Announcing the date yesterday, Ephraim Akpata, chairman of the Independent National Electoral Commission, said elections to the new parliament would take place a week earlier, on 20 February, while the governors and assemblies for Nigeria's 36 states would be chosen by voters on 9 January.
The staggering of the dates is to ensure that not more than two elections will be held on one day. But the voting has also been arranged to try to ensure that democracy is built from the grass roots up, and that, as far as possible in an ethnically splintered country, parties have a genuinely national basis.
Speaking from South Africa where he is in the middle of a three-day visit, Nigeria's military ruler, General Abdulsalam Abubakar, renewed his promise to hand over power. Nigerians wanted "true democracy in a country where fairness, justice and equity prevail," he told the South African parliament in Cape Town.
Under the plans a voters' register will be opened on 5 October. Aspiring political parties must first contest local council elections, set for 5 December.
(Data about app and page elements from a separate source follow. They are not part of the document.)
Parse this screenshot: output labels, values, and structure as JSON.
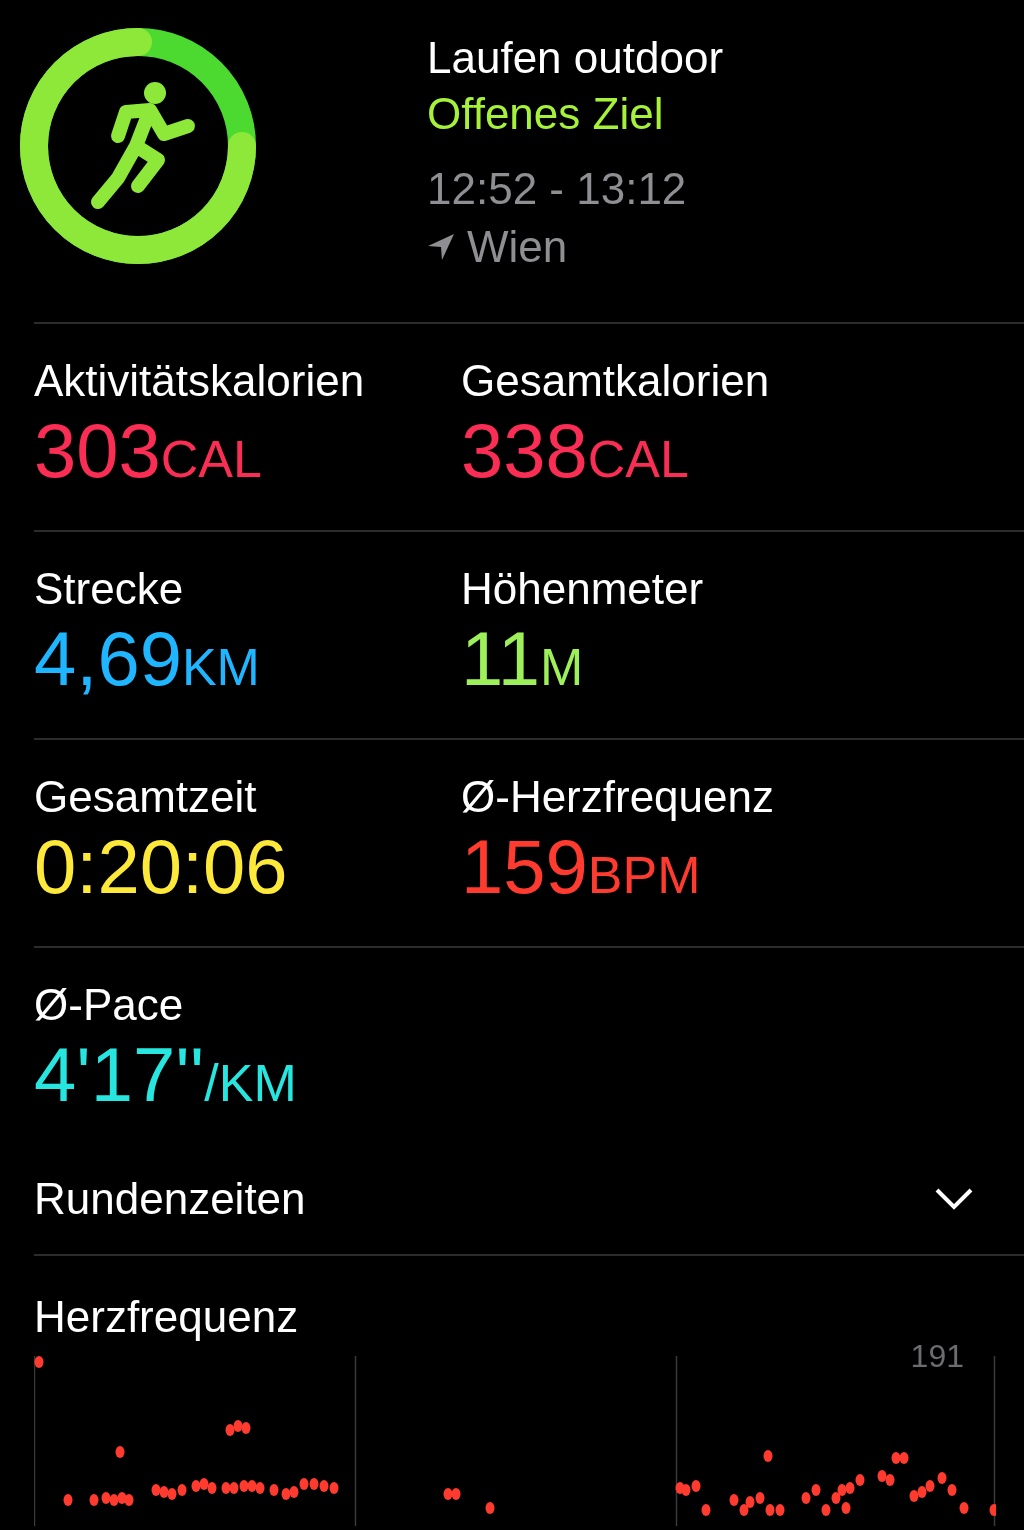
{
  "workout": {
    "title": "Laufen outdoor",
    "goal": "Offenes Ziel",
    "time": "12:52 - 13:12",
    "location": "Wien"
  },
  "metric_rows": [
    [
      {
        "label": "Aktivitätskalorien",
        "value": "303",
        "unit": "CAL",
        "color": "#fa2d55"
      },
      {
        "label": "Gesamtkalorien",
        "value": "338",
        "unit": "CAL",
        "color": "#fa2d55"
      }
    ],
    [
      {
        "label": "Strecke",
        "value": "4,69",
        "unit": "KM",
        "color": "#1fb6ff"
      },
      {
        "label": "Höhenmeter",
        "value": "11",
        "unit": "M",
        "color": "#9ef05a"
      }
    ],
    [
      {
        "label": "Gesamtzeit",
        "value": "0:20:06",
        "color": "#fde93a"
      },
      {
        "label": "Ø-Herzfrequenz",
        "value": "159",
        "unit": "BPM",
        "color": "#ff3b2f"
      }
    ],
    [
      {
        "label": "Ø-Pace",
        "value": "4'17''",
        "unit": "/KM",
        "color": "#27e6e0"
      }
    ]
  ],
  "laps": {
    "label": "Rundenzeiten",
    "expanded": false
  },
  "heart_rate": {
    "title": "Herzfrequenz",
    "max_label": "191"
  }
}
Only those that win at least 10 per cent of the vote in at least 24 of the 36 states will be registered and permitted to run candidates in the national voting in February.Reuse content